Tooele County, according to the same information, handled 12,485 calls in 2013; however, according to numbers kept by Tooele County Dispatch, the center handled 13,659 calls.
A study by the National Emergency Number Agency, or NENA, in May 2013 also indicated that the Tooele center was understaffed. Based on call volume and population, both current and projected, the study indicated that 18 full-time dispatch members would be an optimum number to provide quality dispatch service to the county.
Tooele County Sheriff Frank Park said the department had been shooting for 16 dispatch members a few years ago, and was making strides towards that number before the budget crisis.
However, Park noted that, because dispatch is not a state-mandated duty of the sheriff’s office, it is funded somewhat differently.
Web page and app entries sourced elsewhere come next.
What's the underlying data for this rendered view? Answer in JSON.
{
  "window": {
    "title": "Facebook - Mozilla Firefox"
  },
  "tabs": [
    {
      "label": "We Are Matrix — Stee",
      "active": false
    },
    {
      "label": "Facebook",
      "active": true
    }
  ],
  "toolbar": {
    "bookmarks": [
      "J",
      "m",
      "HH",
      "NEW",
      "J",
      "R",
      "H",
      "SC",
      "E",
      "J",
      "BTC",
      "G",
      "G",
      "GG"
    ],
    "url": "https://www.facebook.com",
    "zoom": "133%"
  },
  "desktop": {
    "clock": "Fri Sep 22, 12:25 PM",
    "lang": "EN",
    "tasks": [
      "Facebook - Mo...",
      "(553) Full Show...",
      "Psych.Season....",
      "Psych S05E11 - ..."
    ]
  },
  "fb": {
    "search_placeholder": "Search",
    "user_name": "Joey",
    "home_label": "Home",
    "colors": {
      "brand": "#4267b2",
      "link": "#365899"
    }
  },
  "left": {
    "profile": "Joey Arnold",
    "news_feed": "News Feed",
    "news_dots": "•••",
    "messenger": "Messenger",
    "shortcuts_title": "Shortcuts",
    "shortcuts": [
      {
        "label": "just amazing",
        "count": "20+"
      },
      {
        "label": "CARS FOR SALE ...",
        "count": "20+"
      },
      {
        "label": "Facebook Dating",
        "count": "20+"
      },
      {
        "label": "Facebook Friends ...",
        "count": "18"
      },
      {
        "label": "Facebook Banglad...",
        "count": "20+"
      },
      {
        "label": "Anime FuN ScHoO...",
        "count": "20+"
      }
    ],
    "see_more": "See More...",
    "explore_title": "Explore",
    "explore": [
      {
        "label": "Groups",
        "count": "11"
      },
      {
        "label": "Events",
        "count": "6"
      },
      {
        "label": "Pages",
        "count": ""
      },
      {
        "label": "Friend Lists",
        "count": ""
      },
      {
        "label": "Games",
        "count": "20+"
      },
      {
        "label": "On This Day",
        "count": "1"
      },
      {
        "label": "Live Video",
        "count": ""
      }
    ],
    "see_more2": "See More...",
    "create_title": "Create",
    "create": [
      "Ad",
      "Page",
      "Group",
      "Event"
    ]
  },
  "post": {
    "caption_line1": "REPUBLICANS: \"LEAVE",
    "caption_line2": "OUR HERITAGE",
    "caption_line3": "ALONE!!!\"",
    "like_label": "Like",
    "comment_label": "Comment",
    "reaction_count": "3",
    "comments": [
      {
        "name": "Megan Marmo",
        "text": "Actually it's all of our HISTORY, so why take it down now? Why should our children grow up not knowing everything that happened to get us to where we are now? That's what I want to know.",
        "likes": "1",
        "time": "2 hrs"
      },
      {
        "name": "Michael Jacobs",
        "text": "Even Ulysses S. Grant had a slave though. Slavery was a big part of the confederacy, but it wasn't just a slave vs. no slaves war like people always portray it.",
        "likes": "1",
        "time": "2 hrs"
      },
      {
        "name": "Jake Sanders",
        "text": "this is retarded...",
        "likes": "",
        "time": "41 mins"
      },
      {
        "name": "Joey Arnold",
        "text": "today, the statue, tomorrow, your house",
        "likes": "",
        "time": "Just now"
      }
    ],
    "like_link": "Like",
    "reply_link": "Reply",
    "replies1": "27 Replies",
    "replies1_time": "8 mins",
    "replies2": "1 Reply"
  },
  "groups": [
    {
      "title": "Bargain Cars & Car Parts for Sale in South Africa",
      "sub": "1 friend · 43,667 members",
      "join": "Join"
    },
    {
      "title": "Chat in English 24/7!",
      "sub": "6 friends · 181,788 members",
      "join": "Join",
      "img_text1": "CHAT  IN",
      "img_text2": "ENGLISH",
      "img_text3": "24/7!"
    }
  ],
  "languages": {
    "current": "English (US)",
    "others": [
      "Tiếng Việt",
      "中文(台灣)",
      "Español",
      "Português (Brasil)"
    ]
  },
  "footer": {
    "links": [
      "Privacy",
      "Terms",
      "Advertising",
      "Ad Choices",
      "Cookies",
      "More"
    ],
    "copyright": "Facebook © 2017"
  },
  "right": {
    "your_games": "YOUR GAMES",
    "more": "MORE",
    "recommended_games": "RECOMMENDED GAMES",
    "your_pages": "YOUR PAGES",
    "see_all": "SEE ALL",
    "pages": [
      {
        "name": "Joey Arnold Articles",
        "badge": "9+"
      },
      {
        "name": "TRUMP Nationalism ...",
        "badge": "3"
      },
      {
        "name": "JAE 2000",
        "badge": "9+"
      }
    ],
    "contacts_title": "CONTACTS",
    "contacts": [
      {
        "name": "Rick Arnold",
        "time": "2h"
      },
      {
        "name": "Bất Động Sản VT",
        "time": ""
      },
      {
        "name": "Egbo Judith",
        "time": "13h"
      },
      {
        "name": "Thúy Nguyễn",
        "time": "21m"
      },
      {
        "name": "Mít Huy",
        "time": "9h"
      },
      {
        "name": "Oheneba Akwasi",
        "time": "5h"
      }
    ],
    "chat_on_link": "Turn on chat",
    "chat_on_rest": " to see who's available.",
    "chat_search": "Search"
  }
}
Part of the funding comes from the sheriff’s office, while other entities — individual fire and police departments, and emergency medical services — pay a fee based on the population of the area served and the number of calls a department gets.
Park said as it is, the dispatch center is, at times, severely understaffed — a problem present throughout the sheriff’s office. The job’s tendency to be one of feast or famine, too, he said, compounds the problem.
“Dispatch is a funny animal in that when things on the outside get catastrophic, there’s not enough places for people to sit that we need — we need so many people,” Park said. “Other times, there are downtimes, in the middle of the night. It’s a little bit of a tedious job, but you can’t plan for catastrophes, and therein lies the problem.”
Nelson said she will be requesting a budget increase to hire three more full-time dispatchers next year, which would ensure that every shift had at least three dispatchers on duty at all times. However, she said, she understands the budget situation with the county, and does not want to increase dispatch fees to make up the difference.
“[The commissioners] understand. They know we’re understaffed,” she said. “We worry about the callers. A lot of them don’t know how busy they are.”
While there is the occasional non-emergency emergency call — Gamble cited one call during Country Explosion when one woman called 911 to report that someone had cut in front of her in line with a camping trailer — dispatchers value every call, even if an incident is reported multiple times, Nelson said. Too many calls about an incident is preferred over not hearing about it at all, she said.
“We’re just really busy. We don’t want people calling in to be unaware of that,” Nelson said. “We don’t want people to think their calls are unimportant.”